2017 Indie List: Seven24 streamlines into sci-fi

The Calgary prodco has dropped genres outside of its core lines of business as it looks to build on the breakout success of Wynonna Earp.

Playback‘s annual Indie List gives an inside look at who is spending what and where. This year, we examined a few companies on the list, digging into their business strategies and plans for growth. Here, we look at Calgary producer SEVEN24.

Buoyed by the continued success of one of Canada’s longest-running dramas (Heartland, pictured, which is now headed into its eleventh season on CBC) and the breakaway popularity of its supernatural Western sci-fi Wynonna Earp – two titles on completely opposite ends of the dramatic spectrum – Calgary’s SEVEN24 enjoyed a banner year in 2016. All told, the company spent $53 million in production.

The 25-year-old company is known for a variety of comedy, drama and kids series including North of 60 (CBC) and Young Drunk Punk (CBC, Rogers) and as an executive producer on Brokeback Mountain. This year the prodco topped up its spending in the development department as it zoned in on scripted drama as a primary area of focus for future greenlights and revenue generation.

In addition, SEVEN24 partnered with NBCUniversal’s USA Network on the Alberta-shot drama pilot Damnation, a 1930s-set drama about an Iowa man who poses as a preacher in a bid to lead an insurrection against the status quo. The series was greenlit by USA this past May, with the show expected to bow in October.

With a growing sense of its strengths, Jordy Randall, EP and managing partner at SEVEN24, says the company streamlined the focus of its development slate in 2016 by dropping genres and formats outside of its core lines of business.

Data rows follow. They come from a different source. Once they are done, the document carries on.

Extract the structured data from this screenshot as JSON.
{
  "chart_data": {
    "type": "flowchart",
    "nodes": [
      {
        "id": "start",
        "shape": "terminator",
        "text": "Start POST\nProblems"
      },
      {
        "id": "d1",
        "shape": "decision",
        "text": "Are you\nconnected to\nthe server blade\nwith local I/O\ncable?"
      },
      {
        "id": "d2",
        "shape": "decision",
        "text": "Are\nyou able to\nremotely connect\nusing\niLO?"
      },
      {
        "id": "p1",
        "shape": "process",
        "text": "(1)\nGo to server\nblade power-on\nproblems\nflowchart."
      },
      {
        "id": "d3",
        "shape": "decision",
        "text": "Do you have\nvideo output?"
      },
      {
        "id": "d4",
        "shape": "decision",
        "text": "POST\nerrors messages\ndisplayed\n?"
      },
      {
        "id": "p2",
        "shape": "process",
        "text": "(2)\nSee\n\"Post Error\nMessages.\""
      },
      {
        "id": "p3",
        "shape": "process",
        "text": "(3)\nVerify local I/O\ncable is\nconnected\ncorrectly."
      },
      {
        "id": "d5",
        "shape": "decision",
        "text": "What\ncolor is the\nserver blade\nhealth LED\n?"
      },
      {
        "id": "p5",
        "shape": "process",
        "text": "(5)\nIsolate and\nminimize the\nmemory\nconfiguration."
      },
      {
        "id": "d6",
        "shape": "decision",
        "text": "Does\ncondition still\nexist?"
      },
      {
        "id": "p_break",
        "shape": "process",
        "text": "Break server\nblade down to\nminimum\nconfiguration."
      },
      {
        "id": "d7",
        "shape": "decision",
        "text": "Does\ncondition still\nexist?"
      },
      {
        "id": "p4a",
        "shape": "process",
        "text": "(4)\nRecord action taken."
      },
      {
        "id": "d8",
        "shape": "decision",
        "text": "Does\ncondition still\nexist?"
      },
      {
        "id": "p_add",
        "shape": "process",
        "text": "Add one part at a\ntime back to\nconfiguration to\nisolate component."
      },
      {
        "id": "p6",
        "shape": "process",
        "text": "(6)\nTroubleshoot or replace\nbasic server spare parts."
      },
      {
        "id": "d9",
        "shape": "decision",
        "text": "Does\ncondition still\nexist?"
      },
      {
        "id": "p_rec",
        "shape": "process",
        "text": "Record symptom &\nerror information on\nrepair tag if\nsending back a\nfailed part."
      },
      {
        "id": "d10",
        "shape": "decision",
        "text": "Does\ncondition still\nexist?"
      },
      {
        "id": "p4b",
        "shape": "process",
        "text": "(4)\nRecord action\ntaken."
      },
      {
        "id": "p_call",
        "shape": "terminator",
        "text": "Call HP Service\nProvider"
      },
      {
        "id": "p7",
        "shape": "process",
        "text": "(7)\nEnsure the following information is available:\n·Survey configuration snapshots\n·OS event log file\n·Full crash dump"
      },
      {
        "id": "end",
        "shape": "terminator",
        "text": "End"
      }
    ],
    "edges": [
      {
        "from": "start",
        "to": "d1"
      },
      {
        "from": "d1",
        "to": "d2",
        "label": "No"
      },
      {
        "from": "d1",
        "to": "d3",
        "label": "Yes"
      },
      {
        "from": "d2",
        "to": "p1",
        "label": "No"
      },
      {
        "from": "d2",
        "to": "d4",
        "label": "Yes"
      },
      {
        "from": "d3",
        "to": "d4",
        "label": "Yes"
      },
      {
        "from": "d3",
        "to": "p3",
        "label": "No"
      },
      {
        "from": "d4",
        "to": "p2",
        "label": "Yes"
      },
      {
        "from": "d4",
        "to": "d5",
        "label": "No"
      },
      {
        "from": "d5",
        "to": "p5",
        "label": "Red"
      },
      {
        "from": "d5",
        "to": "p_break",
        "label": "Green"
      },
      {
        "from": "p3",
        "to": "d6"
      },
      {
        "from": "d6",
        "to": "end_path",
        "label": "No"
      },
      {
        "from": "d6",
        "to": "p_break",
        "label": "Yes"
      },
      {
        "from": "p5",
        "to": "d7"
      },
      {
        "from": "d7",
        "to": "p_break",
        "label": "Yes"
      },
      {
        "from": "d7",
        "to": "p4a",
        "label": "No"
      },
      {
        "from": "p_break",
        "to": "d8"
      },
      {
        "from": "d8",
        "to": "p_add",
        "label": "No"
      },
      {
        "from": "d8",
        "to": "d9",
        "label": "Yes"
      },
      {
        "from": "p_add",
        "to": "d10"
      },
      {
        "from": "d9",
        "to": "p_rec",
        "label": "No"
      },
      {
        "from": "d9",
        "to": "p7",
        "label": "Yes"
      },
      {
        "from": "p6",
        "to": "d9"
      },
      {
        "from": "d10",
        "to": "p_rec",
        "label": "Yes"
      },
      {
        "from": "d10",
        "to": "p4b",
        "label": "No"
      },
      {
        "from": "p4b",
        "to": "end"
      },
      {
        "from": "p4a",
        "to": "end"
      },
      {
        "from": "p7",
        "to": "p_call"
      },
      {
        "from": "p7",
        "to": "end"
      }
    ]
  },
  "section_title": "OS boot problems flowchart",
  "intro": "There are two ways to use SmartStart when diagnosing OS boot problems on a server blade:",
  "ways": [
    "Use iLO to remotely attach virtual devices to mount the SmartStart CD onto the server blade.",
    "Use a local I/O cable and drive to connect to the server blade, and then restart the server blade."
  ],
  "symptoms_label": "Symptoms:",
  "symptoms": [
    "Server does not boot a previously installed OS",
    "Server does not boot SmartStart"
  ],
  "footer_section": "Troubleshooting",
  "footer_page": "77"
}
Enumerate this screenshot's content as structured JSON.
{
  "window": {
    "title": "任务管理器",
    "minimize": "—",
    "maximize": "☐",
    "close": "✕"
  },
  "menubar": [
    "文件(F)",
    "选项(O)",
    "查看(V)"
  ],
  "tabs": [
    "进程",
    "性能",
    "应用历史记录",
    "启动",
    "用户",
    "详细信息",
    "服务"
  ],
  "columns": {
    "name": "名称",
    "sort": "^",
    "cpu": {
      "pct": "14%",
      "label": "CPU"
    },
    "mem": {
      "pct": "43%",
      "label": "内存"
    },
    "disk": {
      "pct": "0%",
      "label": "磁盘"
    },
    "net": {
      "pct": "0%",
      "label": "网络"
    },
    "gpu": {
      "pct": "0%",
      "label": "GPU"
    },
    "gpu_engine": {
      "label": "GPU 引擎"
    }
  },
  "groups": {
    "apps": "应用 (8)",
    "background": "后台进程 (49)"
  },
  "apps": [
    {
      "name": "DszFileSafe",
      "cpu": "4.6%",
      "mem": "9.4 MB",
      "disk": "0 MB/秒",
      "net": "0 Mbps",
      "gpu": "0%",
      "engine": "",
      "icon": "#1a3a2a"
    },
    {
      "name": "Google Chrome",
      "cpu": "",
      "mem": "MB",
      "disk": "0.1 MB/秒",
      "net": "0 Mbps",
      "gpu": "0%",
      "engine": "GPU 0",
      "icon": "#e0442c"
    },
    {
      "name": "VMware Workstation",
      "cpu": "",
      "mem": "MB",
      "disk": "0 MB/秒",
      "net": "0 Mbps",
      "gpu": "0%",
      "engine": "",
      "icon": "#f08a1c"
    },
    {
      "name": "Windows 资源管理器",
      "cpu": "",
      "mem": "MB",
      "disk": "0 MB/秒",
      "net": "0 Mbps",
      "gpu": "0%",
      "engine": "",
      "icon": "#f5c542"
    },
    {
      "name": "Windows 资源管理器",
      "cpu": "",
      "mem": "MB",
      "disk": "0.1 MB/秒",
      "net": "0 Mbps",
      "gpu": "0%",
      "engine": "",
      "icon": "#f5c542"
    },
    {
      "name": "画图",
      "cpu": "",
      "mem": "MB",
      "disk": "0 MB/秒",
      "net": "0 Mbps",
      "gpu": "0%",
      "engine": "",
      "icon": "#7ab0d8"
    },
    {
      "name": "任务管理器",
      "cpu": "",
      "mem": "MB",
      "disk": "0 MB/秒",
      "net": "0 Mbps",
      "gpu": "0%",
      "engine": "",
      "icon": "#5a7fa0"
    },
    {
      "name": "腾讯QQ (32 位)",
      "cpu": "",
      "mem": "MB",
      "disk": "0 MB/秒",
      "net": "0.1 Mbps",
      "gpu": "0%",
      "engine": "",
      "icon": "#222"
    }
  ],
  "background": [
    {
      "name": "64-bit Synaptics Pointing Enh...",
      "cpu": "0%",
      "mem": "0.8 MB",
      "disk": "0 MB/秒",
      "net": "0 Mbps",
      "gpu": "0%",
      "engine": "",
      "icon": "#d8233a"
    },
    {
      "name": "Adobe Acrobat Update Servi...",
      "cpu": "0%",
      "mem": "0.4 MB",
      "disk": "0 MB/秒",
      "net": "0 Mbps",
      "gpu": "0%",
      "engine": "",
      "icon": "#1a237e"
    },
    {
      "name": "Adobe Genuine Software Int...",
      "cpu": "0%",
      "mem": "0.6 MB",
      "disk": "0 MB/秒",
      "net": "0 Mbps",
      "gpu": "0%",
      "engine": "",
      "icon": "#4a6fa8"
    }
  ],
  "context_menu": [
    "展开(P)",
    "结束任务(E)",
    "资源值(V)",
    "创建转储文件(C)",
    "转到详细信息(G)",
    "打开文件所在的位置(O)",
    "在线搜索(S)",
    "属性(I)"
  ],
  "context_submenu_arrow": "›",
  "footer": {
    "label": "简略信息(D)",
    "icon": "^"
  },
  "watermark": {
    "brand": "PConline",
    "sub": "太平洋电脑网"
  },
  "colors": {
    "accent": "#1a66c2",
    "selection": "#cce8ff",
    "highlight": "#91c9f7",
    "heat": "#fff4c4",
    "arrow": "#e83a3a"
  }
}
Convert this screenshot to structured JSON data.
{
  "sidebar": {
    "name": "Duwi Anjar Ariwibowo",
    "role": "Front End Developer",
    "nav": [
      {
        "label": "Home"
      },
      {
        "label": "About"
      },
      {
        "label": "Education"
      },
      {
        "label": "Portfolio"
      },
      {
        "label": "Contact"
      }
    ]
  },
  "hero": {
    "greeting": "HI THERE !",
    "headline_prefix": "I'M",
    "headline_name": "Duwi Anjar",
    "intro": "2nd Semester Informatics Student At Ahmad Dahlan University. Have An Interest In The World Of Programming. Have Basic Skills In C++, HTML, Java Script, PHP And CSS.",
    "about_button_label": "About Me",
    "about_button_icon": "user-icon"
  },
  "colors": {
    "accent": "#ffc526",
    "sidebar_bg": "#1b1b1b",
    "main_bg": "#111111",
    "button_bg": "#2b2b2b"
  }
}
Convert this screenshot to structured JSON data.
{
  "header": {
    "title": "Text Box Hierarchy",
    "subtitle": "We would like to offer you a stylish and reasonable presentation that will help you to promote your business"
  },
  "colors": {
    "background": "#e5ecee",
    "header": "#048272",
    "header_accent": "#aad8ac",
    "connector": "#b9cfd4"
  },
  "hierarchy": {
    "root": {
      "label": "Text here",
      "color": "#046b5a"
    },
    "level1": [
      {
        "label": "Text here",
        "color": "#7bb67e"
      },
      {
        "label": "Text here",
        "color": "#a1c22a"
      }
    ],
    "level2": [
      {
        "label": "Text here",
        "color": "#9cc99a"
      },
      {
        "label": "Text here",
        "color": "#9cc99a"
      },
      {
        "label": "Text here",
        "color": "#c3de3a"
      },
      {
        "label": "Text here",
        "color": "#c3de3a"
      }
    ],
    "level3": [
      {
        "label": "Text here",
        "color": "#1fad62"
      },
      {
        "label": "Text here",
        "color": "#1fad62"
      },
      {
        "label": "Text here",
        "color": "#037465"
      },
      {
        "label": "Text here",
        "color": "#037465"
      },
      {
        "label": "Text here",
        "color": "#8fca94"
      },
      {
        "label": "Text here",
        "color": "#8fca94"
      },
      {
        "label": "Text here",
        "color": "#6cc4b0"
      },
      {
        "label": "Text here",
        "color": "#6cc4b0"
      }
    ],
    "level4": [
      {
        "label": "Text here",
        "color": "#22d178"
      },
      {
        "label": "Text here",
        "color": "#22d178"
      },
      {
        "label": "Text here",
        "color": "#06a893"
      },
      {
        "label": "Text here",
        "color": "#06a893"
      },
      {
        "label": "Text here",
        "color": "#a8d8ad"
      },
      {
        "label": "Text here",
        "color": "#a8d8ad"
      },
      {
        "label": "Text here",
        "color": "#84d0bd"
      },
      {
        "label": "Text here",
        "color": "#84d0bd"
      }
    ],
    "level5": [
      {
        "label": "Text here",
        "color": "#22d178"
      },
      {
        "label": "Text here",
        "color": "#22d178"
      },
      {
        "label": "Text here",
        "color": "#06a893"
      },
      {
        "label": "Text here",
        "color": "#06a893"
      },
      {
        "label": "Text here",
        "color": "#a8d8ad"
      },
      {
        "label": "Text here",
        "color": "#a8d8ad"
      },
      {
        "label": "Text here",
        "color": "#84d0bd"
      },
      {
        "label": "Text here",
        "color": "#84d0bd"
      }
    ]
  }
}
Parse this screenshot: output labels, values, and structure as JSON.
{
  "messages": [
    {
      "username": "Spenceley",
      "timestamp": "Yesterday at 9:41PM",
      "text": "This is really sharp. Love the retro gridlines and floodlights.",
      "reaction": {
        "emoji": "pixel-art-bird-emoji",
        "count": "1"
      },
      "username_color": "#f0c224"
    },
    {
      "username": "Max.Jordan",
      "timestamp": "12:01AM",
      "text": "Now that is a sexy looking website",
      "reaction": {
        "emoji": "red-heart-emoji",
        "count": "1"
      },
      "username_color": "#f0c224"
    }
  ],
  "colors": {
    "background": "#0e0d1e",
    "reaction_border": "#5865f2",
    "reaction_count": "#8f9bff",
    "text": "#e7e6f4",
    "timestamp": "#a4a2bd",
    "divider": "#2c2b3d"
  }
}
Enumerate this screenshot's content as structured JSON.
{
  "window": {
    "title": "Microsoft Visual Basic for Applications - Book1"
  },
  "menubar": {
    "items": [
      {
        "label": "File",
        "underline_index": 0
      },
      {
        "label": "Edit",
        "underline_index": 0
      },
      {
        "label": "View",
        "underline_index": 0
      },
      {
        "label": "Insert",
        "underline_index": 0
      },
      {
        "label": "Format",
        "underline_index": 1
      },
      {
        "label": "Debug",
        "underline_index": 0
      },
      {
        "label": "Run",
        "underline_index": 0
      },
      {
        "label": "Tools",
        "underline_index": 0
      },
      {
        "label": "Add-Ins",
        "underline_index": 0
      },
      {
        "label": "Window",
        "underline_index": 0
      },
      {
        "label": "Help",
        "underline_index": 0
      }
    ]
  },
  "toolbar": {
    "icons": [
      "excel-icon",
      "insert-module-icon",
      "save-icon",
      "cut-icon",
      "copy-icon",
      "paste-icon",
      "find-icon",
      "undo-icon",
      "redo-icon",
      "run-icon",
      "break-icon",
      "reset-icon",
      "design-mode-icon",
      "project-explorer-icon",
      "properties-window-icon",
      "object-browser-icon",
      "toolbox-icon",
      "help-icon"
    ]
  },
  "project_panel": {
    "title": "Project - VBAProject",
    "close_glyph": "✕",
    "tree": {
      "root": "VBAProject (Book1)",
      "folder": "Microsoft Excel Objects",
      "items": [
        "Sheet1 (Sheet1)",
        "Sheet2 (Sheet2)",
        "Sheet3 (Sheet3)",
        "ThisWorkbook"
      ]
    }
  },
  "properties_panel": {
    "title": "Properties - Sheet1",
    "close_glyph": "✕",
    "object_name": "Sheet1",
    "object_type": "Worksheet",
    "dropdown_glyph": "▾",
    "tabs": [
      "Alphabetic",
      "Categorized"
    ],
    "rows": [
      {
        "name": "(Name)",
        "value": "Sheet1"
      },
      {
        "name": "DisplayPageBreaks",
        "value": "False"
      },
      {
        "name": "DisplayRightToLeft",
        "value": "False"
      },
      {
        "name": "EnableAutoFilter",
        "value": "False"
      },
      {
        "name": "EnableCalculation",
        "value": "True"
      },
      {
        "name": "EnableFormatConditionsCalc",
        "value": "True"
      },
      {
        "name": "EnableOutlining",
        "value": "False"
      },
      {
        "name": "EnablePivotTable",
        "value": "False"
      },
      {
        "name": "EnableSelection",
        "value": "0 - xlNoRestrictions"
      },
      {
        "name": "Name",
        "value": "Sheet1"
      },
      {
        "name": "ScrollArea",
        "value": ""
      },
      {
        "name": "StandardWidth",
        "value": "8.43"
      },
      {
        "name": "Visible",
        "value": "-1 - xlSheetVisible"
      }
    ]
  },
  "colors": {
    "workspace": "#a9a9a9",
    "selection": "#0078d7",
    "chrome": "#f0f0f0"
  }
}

As such, film and children’s content, which were previously permanent fixtures on its slate were shed in favour of directing that development spend ($500,000) toward the international market’s current darling: scripted drama. The business rationale for this is evident – scripted drama is selling – but Randall also points to a domestic market in which feature film and kids content is increasingly challenging to produce.

“If film isn’t your core business, isn’t what you live and breathe every day, I think it’s extremely difficult to get features done. I think the same can be true of kids,” he says.

As a result, SEVEN24 trimmed the fat on its slate, which now zeroes in on hour-long dramas (mainly genre, co-viewing and procedurals) and half-hour comedies with an eye to finding the sweet spot between what will appeal to a U.S. buyer and a Canadian buyer, he says.

Sometimes the popularity of a particular show can give a producer a foot in the door where once opportunities were scarce. And when SEVEN24 made its entry to the sci-fi series market with Wynonna, which debuted in March 2016, the company quickly realized it had piqued the interest of a number of North American broadcasters.

A Syfy renewal, a Netflix pickup and a Canadian broadcaster switch later (the series moved to Bell Media’s Space channel, from Hamilton, ON-based CHCH) and the prodco sensed it was time to double down on its sci-fi breakthrough.

Naturally, the company has acted quickly to pursue more. “Wynonna has put our company on the map when it comes to the genre, and all of a sudden many more doors are opening to the creative we have in the sci-fi area,” says Randall, who adds the prodco currently has five sci-fi properties in “advancing” development – about a third of its slate – and is looking at both creator-conceived projects and underlying IP acquisitions currently.

“Specifically, we’re looking to do more with Syfy and Space in Canada, as well as other U.S. broadcasters,” says Randall, adding however, that no deals have been finalized at press time.

The way Wynonna‘s fans – or #Earpers – have amplified the message of the series has altered the way the prodco approaches the development process, says Randall, who notes the traction the show gained on social was a crucial piece of the puzzle in Space acquiring the series.

A number of factors aligned to enable Wynonna to cultivate this online following, says Randall – a character that resonated with a niche audience, a showrunner in Emily Andras with a pre-existing following from Lost Girl and a property that was based on the IDW Publishing comic books. During its season-one run, the series delivered 46 million impressions on Twitter, according to SEVEN24. Today, more than 30,000 people follow the show on Twitter and another 37,000 on Facebook.

It’s not an exact science though, he adds, pointing to the prodco’s comedy series Young Drunk Punk, which was cancelled after one season, despite gaining a loyal following. “It’s not a perfect recipe,” he says.

But, SEVEN24 is looking to bake that strategy into the DNA of more of its in-development projects. Though Randall did not disclose any of the series on its current slate, he says the plan of attack is simple: work with writers and creators to develop characters that can be embraced and adored by niche audiences and then target social-media influencers to further the reach of the property.

This article originally appeared in the 2017 summer issue of Playback.

For the full 2017 Indie List click here

For the 2016 Indie List click here